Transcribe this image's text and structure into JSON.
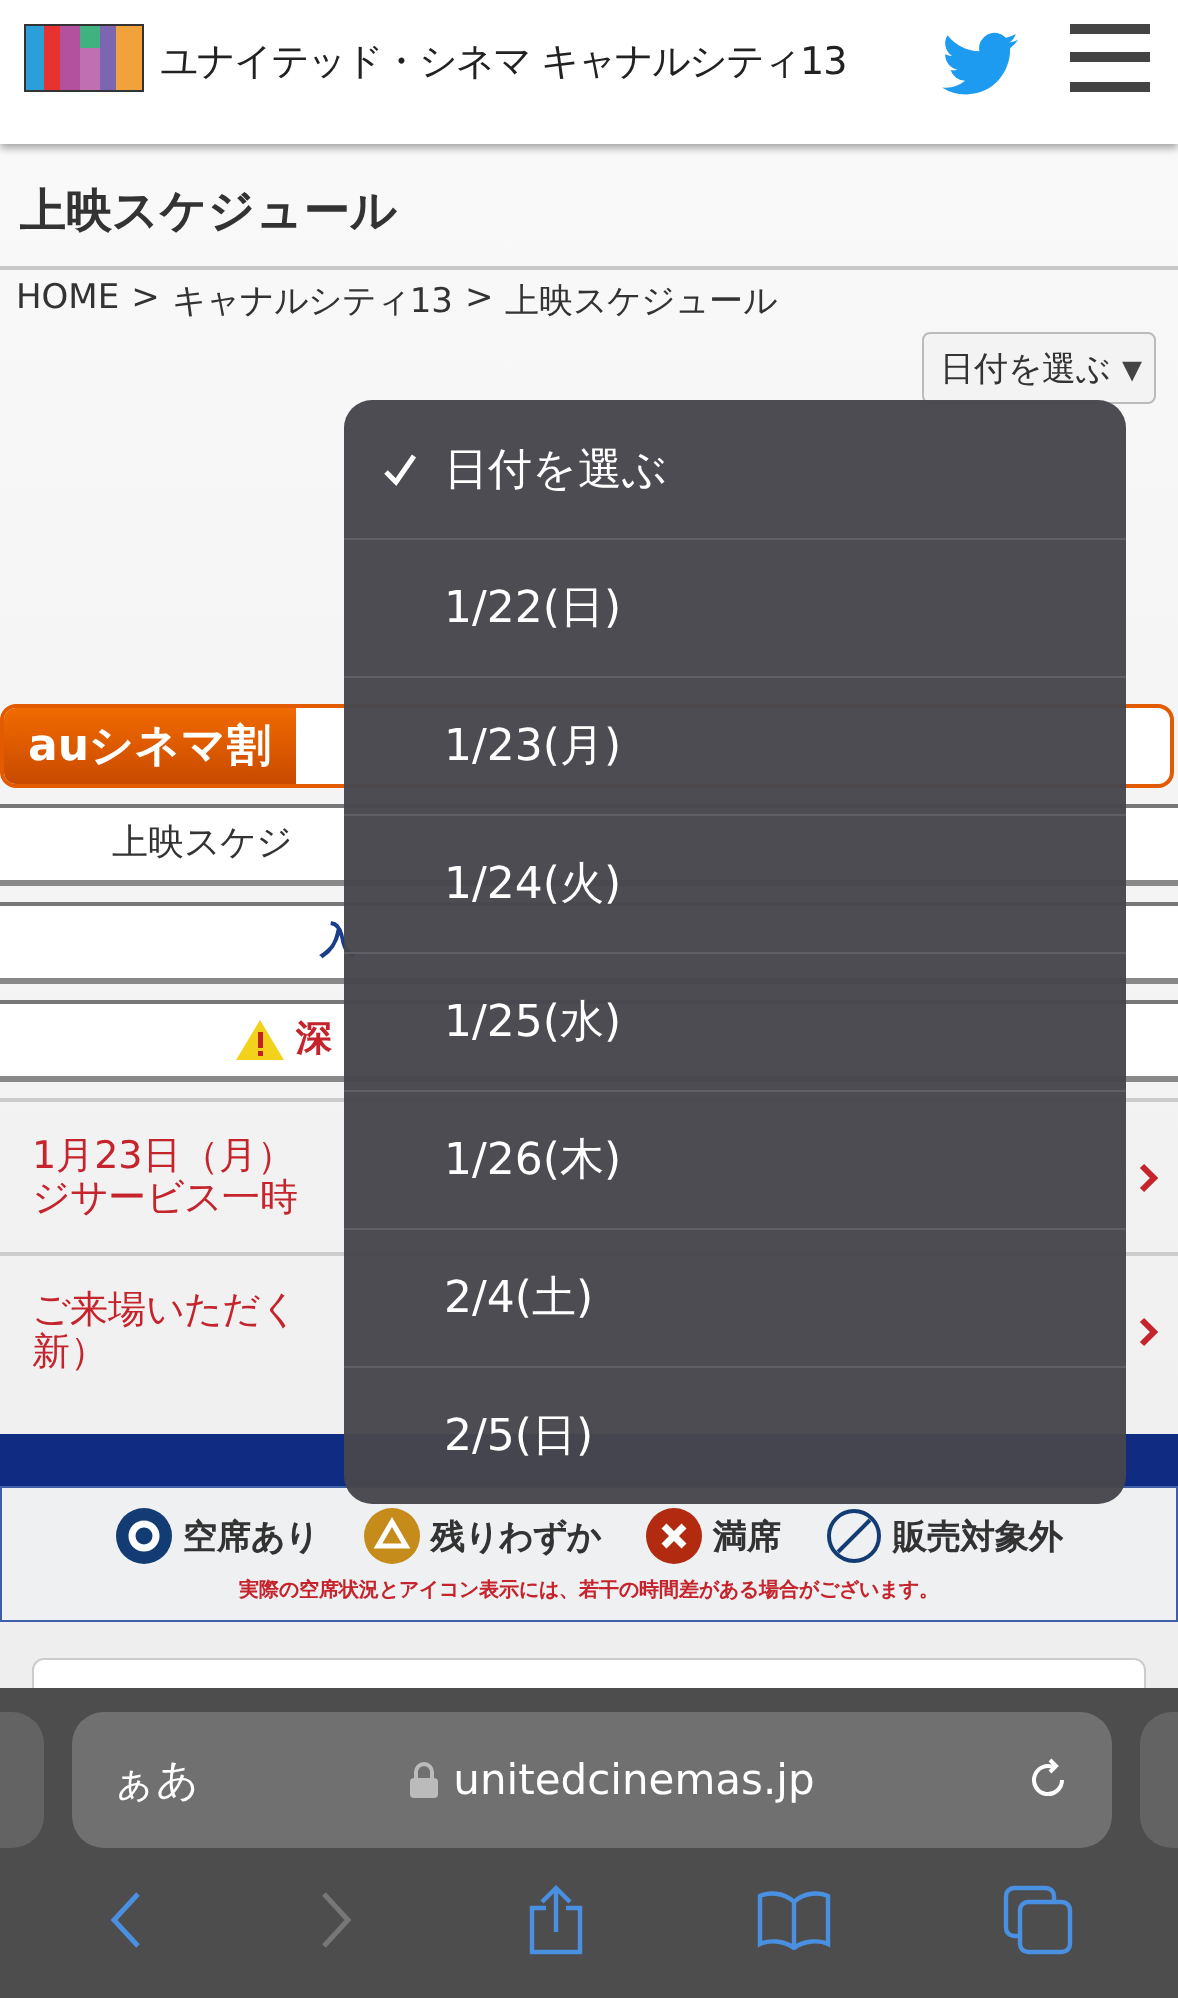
{
  "header": {
    "site_name": "ユナイテッド・シネマ キャナルシティ13"
  },
  "page_title": "上映スケジュール",
  "breadcrumb": [
    "HOME",
    ">",
    "キャナルシティ13",
    ">",
    "上映スケジュール"
  ],
  "date_select": {
    "value": "日付を選ぶ",
    "arrow": "▾"
  },
  "au_banner": {
    "label": "auシネマ割"
  },
  "rows": [
    {
      "kind": "plain",
      "text": "上映スケジ"
    },
    {
      "kind": "link",
      "text": "入"
    },
    {
      "kind": "warning",
      "text": "深"
    }
  ],
  "notices": [
    {
      "lines": [
        "1月23日（月）",
        "ジサービス一時"
      ]
    },
    {
      "lines": [
        "ご来場いただく",
        "新）"
      ]
    }
  ],
  "legend": {
    "items": [
      {
        "kind": "available",
        "label": "空席あり"
      },
      {
        "kind": "few",
        "label": "残りわずか"
      },
      {
        "kind": "full",
        "label": "満席"
      },
      {
        "kind": "none",
        "label": "販売対象外"
      }
    ],
    "note": "実際の空席状況とアイコン表示には、若干の時間差がある場合がございます。"
  },
  "date_menu": [
    {
      "label": "日付を選ぶ",
      "selected": true
    },
    {
      "label": "1/22(日)",
      "selected": false
    },
    {
      "label": "1/23(月)",
      "selected": false
    },
    {
      "label": "1/24(火)",
      "selected": false
    },
    {
      "label": "1/25(水)",
      "selected": false
    },
    {
      "label": "1/26(木)",
      "selected": false
    },
    {
      "label": "2/4(土)",
      "selected": false
    },
    {
      "label": "2/5(日)",
      "selected": false
    }
  ],
  "browser": {
    "text_size": "ぁあ",
    "url": "unitedcinemas.jp"
  }
}
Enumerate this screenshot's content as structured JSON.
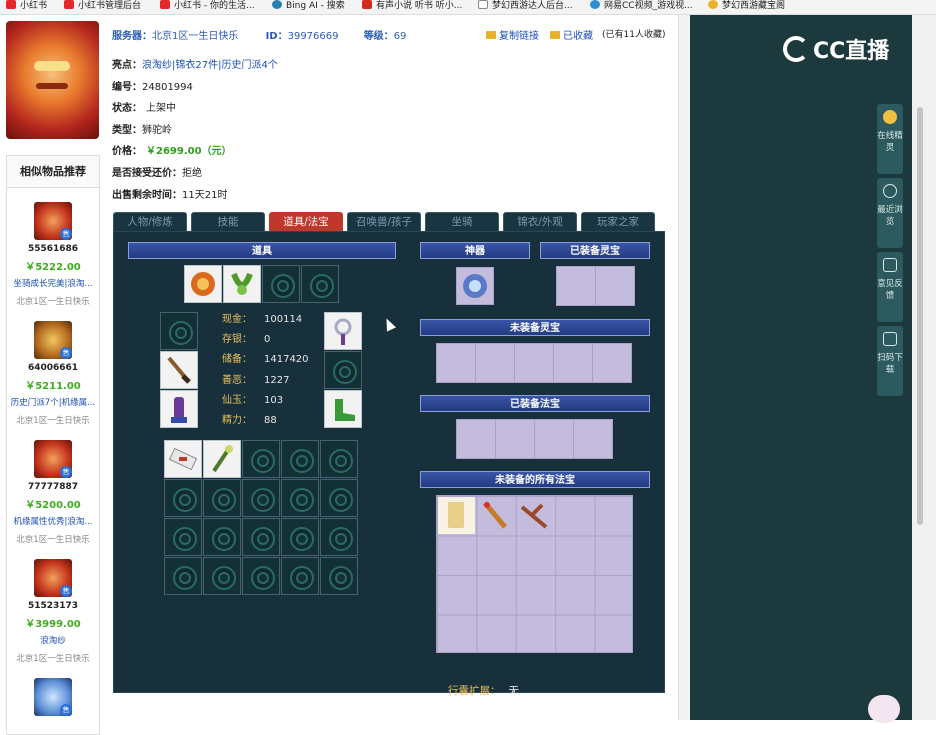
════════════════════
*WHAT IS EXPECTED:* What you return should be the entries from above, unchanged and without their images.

*ANSWER FOR THIS EXERCISE:*
Transcribe this image's text and structure into JSON.
{
  "header": {
    "site_name": "ユナイテッド・シネマ キャナルシティ13"
  },
  "page_title": "上映スケジュール",
  "breadcrumb": [
    "HOME",
    ">",
    "キャナルシティ13",
    ">",
    "上映スケジュール"
  ],
  "date_select": {
    "value": "日付を選ぶ",
    "arrow": "▾"
  },
  "au_banner": {
    "label": "auシネマ割"
  },
  "rows": [
    {
      "kind": "plain",
      "text": "上映スケジ"
    },
    {
      "kind": "link",
      "text": "入"
    },
    {
      "kind": "warning",
      "text": "深"
    }
  ],
  "notices": [
    {
      "lines": [
        "1月23日（月）",
        "ジサービス一時"
      ]
    },
    {
      "lines": [
        "ご来場いただく",
        "新）"
      ]
    }
  ],
  "legend": {
    "items": [
      {
        "kind": "available",
        "label": "空席あり"
      },
      {
        "kind": "few",
        "label": "残りわずか"
      },
      {
        "kind": "full",
        "label": "満席"
      },
      {
        "kind": "none",
        "label": "販売対象外"
      }
    ],
    "note": "実際の空席状況とアイコン表示には、若干の時間差がある場合がございます。"
  },
  "date_menu": [
    {
      "label": "日付を選ぶ",
      "selected": true
    },
    {
      "label": "1/22(日)",
      "selected": false
    },
    {
      "label": "1/23(月)",
      "selected": false
    },
    {
      "label": "1/24(火)",
      "selected": false
    },
    {
      "label": "1/25(水)",
      "selected": false
    },
    {
      "label": "1/26(木)",
      "selected": false
    },
    {
      "label": "2/4(土)",
      "selected": false
    },
    {
      "label": "2/5(日)",
      "selected": false
    }
  ],
  "browser": {
    "text_size": "ぁあ",
    "url": "unitedcinemas.jp"
  }
}
Enumerate this screenshot's content as structured JSON.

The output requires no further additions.